YOUR OBJECTIVE: Each line that includes "Slideshow" must be copied from the records.

DATASET CONTENT:
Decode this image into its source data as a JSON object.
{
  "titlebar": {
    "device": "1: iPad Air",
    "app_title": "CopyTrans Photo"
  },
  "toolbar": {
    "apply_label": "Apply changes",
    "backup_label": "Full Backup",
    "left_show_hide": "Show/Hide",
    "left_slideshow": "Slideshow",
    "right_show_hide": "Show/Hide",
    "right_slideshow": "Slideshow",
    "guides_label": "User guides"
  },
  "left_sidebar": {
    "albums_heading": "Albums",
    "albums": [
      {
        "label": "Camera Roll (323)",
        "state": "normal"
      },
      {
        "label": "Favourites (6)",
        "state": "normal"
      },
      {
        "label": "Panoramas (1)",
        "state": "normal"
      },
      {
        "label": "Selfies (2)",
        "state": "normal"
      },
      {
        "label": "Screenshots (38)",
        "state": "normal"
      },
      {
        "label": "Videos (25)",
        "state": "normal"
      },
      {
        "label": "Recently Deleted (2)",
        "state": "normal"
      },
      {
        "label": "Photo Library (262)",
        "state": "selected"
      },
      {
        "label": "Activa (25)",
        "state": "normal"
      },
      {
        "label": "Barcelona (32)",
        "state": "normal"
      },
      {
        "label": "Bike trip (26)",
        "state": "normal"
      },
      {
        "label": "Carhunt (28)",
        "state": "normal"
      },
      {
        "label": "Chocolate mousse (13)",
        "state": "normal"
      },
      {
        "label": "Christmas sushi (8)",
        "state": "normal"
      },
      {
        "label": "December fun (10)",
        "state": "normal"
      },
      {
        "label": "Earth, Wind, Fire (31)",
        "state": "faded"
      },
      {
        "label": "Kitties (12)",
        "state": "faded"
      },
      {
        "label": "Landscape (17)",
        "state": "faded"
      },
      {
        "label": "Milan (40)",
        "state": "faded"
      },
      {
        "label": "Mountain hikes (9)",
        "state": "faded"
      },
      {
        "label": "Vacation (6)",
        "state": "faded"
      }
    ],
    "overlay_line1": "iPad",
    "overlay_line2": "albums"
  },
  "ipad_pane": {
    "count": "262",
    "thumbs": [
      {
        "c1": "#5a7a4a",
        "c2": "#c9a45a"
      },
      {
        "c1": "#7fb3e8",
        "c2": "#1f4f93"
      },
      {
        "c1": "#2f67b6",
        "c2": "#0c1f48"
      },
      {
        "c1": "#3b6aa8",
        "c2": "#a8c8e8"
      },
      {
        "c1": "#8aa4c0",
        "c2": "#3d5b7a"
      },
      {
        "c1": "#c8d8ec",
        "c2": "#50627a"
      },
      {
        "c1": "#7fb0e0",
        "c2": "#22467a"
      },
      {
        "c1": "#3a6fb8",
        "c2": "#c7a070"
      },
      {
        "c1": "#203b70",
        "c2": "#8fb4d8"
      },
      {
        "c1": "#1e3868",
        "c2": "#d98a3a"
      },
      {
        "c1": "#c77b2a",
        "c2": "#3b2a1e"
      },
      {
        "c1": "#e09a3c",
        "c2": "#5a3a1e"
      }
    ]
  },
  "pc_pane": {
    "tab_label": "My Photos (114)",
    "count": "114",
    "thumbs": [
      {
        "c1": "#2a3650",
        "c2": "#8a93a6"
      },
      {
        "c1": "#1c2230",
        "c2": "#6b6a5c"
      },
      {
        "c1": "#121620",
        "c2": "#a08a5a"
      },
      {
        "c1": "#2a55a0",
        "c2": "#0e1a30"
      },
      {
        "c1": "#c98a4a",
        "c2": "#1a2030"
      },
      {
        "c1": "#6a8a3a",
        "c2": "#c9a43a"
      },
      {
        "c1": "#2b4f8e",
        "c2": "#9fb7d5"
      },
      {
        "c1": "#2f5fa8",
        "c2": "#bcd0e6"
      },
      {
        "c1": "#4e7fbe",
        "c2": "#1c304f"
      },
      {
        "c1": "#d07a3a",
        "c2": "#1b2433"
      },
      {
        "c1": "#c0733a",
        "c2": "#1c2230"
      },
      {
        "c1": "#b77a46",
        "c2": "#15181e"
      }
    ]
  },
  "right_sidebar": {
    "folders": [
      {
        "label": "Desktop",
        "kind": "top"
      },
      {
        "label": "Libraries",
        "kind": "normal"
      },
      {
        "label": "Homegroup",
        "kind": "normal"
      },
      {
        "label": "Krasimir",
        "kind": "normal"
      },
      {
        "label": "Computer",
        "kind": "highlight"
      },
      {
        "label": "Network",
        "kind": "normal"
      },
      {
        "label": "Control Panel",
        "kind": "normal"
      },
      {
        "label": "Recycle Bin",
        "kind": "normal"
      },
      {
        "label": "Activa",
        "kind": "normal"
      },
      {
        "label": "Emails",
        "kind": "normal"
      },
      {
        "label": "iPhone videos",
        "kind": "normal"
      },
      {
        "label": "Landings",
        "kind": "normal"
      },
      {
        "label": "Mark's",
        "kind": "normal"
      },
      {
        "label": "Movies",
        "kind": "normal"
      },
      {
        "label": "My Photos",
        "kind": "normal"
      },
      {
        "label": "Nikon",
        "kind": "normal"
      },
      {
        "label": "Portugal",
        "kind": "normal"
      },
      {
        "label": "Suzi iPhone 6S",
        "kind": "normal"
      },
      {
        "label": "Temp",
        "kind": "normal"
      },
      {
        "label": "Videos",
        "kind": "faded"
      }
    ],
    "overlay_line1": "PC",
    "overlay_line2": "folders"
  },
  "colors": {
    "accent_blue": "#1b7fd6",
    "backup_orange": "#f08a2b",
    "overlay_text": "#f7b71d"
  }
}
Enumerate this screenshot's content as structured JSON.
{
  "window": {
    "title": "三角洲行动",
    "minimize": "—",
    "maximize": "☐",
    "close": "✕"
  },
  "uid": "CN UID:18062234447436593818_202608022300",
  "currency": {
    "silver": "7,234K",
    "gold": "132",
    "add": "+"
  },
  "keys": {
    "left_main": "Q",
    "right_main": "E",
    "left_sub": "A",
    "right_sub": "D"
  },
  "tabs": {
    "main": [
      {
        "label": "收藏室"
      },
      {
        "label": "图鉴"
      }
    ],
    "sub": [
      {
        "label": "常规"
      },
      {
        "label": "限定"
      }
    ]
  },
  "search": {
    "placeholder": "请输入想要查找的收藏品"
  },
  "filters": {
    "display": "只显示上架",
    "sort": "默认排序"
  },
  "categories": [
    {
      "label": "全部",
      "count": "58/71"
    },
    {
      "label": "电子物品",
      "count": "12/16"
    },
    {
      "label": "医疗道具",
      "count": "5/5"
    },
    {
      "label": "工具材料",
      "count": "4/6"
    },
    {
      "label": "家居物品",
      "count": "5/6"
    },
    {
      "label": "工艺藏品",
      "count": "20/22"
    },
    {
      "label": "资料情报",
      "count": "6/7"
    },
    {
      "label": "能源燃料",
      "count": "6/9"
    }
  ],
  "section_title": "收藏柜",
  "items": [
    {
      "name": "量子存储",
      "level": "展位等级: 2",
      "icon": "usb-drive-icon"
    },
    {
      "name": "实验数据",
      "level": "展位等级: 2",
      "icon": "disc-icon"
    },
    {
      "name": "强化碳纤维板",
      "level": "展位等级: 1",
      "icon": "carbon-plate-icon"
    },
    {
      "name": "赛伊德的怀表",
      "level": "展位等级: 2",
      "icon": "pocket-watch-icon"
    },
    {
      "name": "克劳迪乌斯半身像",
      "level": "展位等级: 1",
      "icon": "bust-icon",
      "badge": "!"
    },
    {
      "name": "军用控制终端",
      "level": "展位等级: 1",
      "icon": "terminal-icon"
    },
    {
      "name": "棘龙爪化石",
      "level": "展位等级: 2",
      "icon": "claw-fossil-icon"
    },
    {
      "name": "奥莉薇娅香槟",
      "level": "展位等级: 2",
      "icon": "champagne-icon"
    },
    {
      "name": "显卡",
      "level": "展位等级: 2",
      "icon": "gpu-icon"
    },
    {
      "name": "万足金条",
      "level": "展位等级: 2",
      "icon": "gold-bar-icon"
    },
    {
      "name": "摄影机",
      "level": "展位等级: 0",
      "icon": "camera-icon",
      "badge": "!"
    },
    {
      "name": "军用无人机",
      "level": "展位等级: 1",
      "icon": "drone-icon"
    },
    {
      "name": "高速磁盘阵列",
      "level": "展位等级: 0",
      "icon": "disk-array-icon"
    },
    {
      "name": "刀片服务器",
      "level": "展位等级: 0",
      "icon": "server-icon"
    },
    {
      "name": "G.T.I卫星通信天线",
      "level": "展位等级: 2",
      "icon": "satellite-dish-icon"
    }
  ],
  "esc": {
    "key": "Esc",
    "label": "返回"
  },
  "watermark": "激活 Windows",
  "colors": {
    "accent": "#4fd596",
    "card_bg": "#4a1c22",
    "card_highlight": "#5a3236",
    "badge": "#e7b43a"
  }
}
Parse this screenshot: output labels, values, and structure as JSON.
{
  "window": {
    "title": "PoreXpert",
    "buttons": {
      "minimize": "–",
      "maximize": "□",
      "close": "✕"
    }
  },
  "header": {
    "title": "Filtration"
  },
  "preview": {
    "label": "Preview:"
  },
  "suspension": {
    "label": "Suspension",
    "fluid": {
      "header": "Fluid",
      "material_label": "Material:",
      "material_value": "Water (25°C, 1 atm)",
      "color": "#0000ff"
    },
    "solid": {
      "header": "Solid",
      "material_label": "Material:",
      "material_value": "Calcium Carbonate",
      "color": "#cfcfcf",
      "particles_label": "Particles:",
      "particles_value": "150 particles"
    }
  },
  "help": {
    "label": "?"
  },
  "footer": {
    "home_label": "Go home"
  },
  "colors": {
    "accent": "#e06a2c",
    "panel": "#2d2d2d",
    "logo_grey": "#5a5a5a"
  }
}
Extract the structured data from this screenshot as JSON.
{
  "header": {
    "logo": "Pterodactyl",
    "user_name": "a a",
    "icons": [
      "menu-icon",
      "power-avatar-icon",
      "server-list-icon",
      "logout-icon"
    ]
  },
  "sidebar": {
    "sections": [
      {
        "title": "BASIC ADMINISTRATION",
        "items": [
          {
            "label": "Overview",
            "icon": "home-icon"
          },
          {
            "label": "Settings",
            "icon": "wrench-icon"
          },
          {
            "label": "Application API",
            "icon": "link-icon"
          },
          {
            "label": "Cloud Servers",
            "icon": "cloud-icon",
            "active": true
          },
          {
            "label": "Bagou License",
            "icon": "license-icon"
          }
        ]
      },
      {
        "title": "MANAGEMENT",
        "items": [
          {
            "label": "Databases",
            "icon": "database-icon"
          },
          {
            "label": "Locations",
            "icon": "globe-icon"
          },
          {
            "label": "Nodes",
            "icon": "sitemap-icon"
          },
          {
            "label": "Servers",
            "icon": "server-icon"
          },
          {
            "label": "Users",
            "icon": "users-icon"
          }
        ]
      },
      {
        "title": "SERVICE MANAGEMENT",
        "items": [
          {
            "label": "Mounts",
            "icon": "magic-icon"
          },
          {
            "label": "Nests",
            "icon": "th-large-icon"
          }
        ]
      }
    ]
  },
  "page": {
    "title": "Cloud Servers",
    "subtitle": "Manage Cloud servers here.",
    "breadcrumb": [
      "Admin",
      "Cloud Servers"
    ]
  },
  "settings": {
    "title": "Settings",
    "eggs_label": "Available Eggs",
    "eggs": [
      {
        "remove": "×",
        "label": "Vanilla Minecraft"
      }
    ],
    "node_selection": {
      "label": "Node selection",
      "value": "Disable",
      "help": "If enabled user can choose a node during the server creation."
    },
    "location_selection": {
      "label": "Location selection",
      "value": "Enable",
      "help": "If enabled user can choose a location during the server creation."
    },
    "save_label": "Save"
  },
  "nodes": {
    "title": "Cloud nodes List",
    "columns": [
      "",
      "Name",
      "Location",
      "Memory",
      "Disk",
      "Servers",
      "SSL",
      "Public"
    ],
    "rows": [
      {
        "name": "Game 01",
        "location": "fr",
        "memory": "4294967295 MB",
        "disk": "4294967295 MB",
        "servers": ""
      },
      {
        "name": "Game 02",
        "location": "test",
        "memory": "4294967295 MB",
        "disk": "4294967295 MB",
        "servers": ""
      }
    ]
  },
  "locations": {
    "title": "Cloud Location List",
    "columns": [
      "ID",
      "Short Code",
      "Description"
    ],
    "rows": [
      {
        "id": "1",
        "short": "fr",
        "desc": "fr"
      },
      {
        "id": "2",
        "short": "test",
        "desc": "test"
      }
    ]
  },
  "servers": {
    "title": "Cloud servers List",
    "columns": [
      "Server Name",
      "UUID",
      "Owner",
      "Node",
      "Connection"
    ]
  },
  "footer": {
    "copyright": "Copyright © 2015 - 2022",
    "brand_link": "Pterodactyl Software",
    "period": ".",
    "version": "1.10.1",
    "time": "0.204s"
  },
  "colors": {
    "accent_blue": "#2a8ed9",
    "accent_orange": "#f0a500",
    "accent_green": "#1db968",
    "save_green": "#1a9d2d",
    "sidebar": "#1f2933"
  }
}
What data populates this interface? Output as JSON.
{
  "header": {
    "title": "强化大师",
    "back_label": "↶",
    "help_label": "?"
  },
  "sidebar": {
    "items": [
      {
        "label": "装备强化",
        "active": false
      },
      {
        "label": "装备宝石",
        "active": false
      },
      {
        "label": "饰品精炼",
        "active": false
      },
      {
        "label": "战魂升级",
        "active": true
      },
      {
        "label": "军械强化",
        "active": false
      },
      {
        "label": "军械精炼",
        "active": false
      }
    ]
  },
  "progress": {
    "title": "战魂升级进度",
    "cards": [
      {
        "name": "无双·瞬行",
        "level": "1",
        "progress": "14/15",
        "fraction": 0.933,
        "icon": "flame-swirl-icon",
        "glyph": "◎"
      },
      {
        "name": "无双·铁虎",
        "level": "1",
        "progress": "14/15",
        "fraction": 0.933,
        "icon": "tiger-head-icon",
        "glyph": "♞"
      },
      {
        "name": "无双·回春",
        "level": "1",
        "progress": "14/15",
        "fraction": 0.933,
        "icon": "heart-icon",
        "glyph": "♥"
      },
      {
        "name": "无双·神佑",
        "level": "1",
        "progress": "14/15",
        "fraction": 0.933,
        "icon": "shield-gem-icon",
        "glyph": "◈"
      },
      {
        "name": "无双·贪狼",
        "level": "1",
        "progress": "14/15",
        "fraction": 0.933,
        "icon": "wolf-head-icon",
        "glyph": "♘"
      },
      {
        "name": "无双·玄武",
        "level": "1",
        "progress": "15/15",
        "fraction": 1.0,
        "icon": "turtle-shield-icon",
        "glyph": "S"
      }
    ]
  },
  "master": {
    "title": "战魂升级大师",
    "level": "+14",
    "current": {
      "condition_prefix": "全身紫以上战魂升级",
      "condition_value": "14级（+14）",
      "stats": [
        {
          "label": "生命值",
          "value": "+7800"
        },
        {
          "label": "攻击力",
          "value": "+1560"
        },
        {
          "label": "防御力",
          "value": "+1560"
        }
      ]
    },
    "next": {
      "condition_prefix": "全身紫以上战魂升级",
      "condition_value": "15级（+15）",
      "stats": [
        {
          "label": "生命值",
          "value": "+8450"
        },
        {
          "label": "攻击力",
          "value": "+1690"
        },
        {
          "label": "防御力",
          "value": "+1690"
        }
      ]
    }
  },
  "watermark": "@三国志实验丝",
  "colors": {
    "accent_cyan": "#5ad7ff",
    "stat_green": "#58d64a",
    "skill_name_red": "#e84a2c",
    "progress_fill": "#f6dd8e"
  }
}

TASK RESPONSE:
    "left_slideshow": "Slideshow",
    "right_slideshow": "Slideshow",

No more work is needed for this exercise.